[Interface dataset entries]
━━━━━━━━━━
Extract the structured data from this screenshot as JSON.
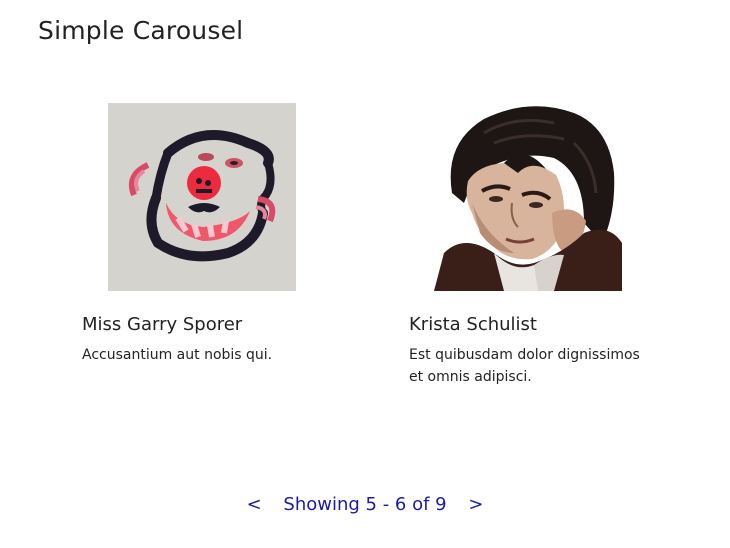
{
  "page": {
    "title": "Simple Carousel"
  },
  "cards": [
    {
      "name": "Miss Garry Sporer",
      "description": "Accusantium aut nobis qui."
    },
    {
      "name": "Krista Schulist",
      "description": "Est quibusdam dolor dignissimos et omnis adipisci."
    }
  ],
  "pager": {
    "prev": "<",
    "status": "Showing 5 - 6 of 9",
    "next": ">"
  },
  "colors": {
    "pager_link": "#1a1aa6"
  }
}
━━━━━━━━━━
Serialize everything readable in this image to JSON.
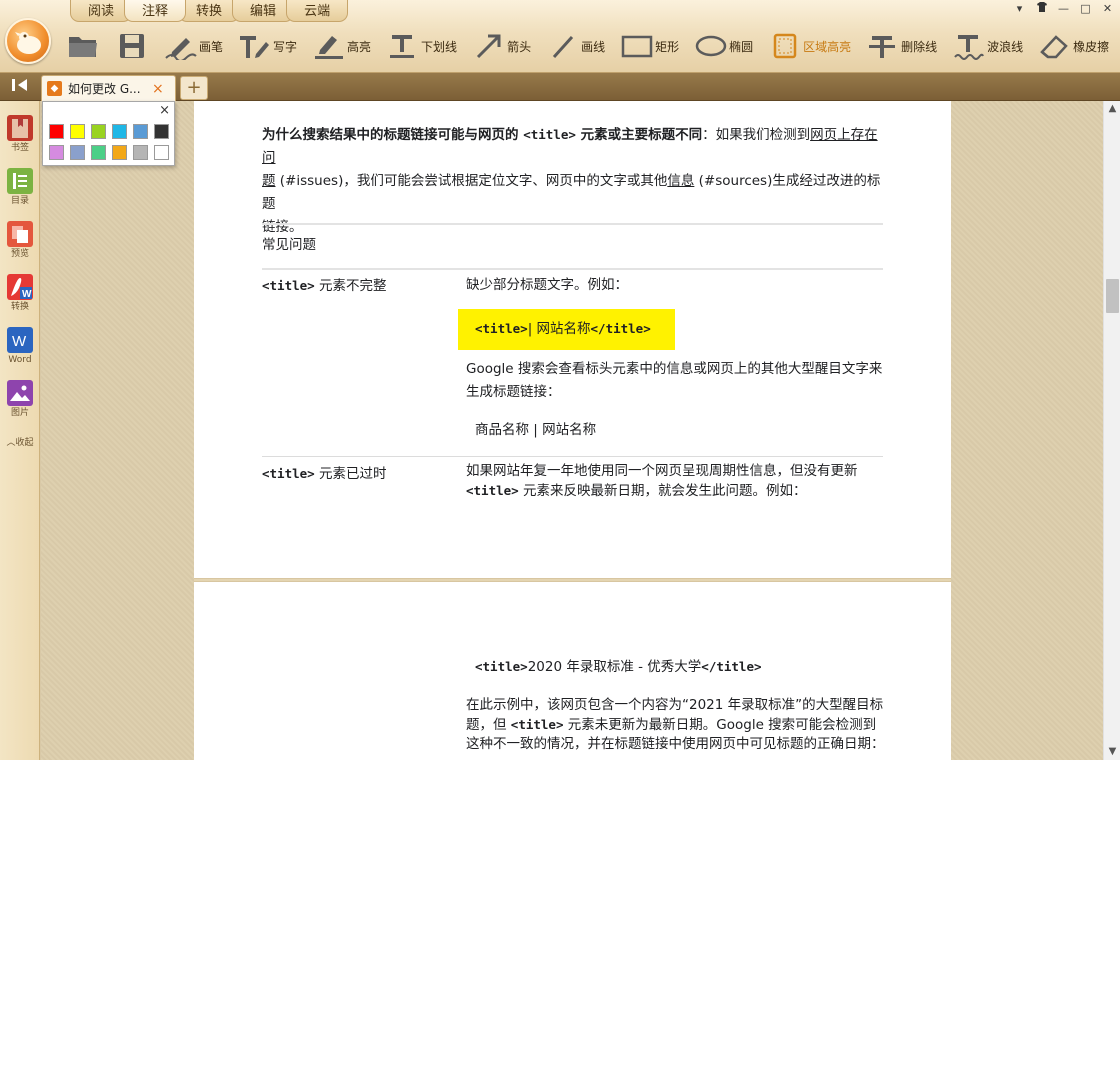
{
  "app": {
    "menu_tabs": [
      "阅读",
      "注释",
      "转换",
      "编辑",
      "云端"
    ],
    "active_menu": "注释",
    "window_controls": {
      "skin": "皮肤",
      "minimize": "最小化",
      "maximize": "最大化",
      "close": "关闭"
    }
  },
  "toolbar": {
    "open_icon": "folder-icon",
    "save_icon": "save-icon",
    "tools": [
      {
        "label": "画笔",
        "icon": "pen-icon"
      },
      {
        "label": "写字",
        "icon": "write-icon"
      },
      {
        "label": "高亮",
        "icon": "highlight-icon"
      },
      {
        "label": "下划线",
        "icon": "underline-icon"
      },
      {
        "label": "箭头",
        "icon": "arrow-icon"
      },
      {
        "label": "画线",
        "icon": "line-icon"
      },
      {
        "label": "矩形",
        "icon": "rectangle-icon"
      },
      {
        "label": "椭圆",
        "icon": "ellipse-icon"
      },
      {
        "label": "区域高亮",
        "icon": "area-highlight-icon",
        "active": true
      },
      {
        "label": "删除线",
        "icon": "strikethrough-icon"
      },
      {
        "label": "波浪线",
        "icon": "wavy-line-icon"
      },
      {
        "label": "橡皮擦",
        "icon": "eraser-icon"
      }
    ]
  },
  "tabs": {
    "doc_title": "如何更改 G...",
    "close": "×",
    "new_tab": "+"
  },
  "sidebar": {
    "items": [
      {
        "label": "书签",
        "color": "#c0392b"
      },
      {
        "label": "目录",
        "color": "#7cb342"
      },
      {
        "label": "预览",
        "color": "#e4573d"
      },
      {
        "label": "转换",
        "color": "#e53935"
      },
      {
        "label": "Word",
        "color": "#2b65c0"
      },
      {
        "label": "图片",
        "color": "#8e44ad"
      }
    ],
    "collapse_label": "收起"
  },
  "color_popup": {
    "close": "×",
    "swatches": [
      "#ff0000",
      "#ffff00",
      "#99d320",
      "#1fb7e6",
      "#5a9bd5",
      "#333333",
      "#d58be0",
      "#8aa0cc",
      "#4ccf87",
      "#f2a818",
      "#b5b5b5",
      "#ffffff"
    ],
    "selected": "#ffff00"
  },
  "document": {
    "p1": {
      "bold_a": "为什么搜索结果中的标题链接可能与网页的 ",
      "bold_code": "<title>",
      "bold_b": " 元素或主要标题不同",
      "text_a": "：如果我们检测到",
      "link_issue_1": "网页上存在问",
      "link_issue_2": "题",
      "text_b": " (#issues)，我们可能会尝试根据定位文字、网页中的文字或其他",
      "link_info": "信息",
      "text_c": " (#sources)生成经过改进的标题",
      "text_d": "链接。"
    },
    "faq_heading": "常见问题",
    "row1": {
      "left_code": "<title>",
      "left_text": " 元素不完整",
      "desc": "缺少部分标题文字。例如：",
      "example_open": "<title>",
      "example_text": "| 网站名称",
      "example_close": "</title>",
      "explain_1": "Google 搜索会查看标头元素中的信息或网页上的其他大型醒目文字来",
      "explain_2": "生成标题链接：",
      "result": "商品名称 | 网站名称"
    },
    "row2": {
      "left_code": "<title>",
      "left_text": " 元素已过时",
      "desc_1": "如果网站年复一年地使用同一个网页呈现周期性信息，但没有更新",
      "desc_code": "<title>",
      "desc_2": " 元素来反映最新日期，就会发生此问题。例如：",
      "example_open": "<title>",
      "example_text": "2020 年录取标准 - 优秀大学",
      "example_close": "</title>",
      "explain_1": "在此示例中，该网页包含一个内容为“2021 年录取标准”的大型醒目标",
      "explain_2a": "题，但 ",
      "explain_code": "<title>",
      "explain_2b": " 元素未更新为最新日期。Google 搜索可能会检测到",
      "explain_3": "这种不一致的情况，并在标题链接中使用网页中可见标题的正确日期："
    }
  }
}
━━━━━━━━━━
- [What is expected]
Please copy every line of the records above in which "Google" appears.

- [Exercise output]
      "explain_1": "Google 搜索会查看标头元素中的信息或网页上的其他大型醒目文字来",
      "explain_2b": " 元素未更新为最新日期。Google 搜索可能会检测到",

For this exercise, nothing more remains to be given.